"What if you could detect a tornado with greater confidence minutes before the funnel reached the ground, posed a grave danger to life, and tracked its path along the ground with much greater accuracy?
Today, meteorologists, data scientists, and engineers at the University of Oklahoma’s Advanced Radar Research Center (ARRC), in collaboration with Analog Devices Inc. (ADI), are designing, building, testing, and fielding a next-generation, all-digital polarimetric phased array radar system. The breakthrough innovation funded by NOAA’s National Severe Storms Laboratory (NSSL) will allow for real-time monitoring, improved forecasting, and the earlier detection of severe weather than anything that has come before."
Read more here.
We are hosting a student-led virtual workshop to plan a field experiment with the NSF CIF RaXPol mobile radar in Florida on August 24 from 2-5 CT! Students will work together to determine the science objectives and radar scanning strategies. You can register for the workshop here.
In September, students can virtually participate in the RaXPol experiment. We will have a live camera view to see RaXPol in action, as well as a link to our live data display! Short courses on radar and thunderstorms will also be offered.
The ARRC's Executive Director, Bob Palmer, has been named Education Innovator of the Year by 405 Business Magazine.
Dr. Palmer said, "There is no other organization like the ARRC in the country. We are academic, but have a start-up feel and culture. Our members (faculty, staff, and students) are the best in the world, and we have put OU on the map regarding innovations in radar. Customers now come to us for solutions."
Read the full article on page 47. Link
Each year, the Association of Old Crows showcases five young professionals as the year's Future 5, recognizing those who actively innovate and strive for excellence as they build their careers in the EMS/EW/IO industry.
Now a Radar Staff Systems Engineer at Maxar Technologies, Rachel discusses her career goals and early career achievements here.
Congratulations to SoM/ARRC Postdoctoral Fellow Yagmur Derin for being awarded the International Precipitation Working Group Early Career Scientist Award - First Prize for outstanding presentation/poster 2022!
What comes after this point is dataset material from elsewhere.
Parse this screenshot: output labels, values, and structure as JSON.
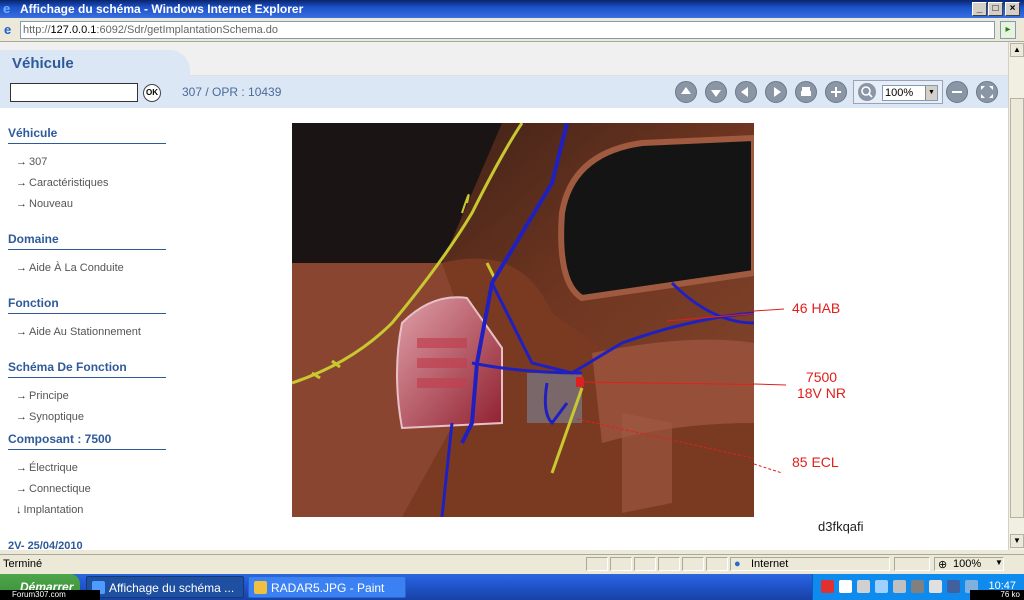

IPWG is part of the World Meteorological Organization (WMO) and focuses the scientific community on operational and research satellite-based quantitative precipitation measurement. Yagmur presented on the challenging topic of quantitative precipitation estimation from satellites in complex terrain. Precipitation estimation in mountainous regions is uncertain because interacting processes between the atmosphere and topography are difficult to observe. Yagmur uses the U.S. ground radar network and environmental conditions from numerical models to capture the conditions where precipitation estimation from space is challenged. Her research benefits NASA's Global Precipitation Measurement (GPM) mission. The GPM mission involves an international network of satellites that provides global observations of rain and snow to advance our understanding of Earth's water and energy cycle, improve forecasting of extreme events, and provide accurate and timely information to directly benefit society. Yagmur is supervised by Dr. Pierre Kirstetter.